(Exercise description)
The result should be every line in the data below that carries the string "Preview".

(Dataset rows for apps and sites)
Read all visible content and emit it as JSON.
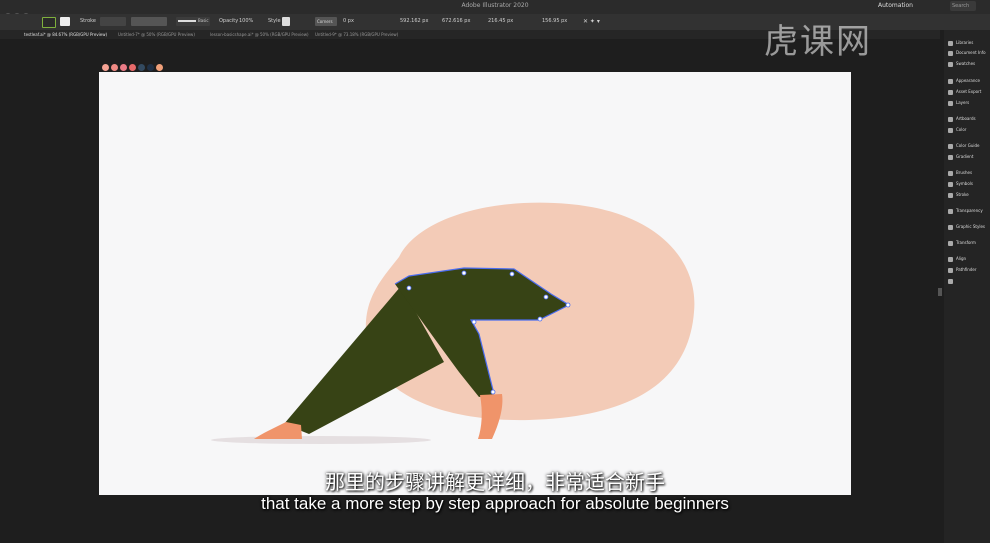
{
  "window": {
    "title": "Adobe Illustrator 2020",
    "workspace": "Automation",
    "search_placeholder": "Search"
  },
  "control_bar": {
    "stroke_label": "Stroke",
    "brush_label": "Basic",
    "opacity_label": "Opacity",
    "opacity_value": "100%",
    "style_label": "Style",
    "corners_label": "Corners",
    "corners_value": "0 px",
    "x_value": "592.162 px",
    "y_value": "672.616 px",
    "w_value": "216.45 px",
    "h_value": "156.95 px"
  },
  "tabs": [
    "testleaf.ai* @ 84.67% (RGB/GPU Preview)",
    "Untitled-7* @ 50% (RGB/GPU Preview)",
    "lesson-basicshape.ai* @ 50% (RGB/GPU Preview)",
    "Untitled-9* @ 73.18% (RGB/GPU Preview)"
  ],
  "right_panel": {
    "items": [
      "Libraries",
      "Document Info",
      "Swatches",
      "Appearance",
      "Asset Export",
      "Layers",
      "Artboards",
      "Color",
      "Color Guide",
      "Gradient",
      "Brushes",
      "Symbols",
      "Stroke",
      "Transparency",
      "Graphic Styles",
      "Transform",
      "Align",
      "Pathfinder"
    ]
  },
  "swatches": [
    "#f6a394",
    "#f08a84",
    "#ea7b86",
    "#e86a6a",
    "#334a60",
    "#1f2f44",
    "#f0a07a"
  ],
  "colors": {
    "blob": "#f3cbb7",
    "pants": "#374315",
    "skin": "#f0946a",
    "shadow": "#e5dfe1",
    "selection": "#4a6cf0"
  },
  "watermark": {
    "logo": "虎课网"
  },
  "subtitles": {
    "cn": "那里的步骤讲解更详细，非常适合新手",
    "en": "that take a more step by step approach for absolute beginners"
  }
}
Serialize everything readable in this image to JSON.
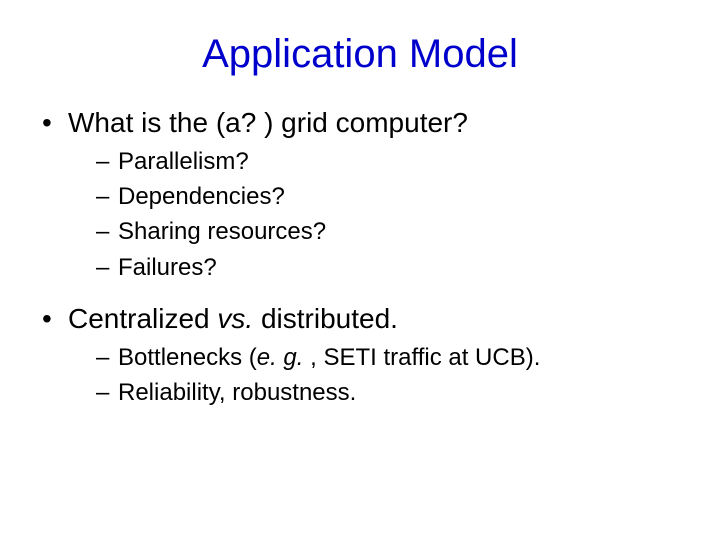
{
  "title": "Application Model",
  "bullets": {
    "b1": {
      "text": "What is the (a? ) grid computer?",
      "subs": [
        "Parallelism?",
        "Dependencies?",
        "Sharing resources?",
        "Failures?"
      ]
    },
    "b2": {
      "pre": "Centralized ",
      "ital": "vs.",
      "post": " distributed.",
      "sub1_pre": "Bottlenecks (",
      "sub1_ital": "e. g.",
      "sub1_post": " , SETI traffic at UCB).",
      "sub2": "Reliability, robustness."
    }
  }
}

(Written response)
    "testleaf.ai* @ 84.67% (RGB/GPU Preview)",
    "Untitled-7* @ 50% (RGB/GPU Preview)",
    "lesson-basicshape.ai* @ 50% (RGB/GPU Preview)",
    "Untitled-9* @ 73.18% (RGB/GPU Preview)"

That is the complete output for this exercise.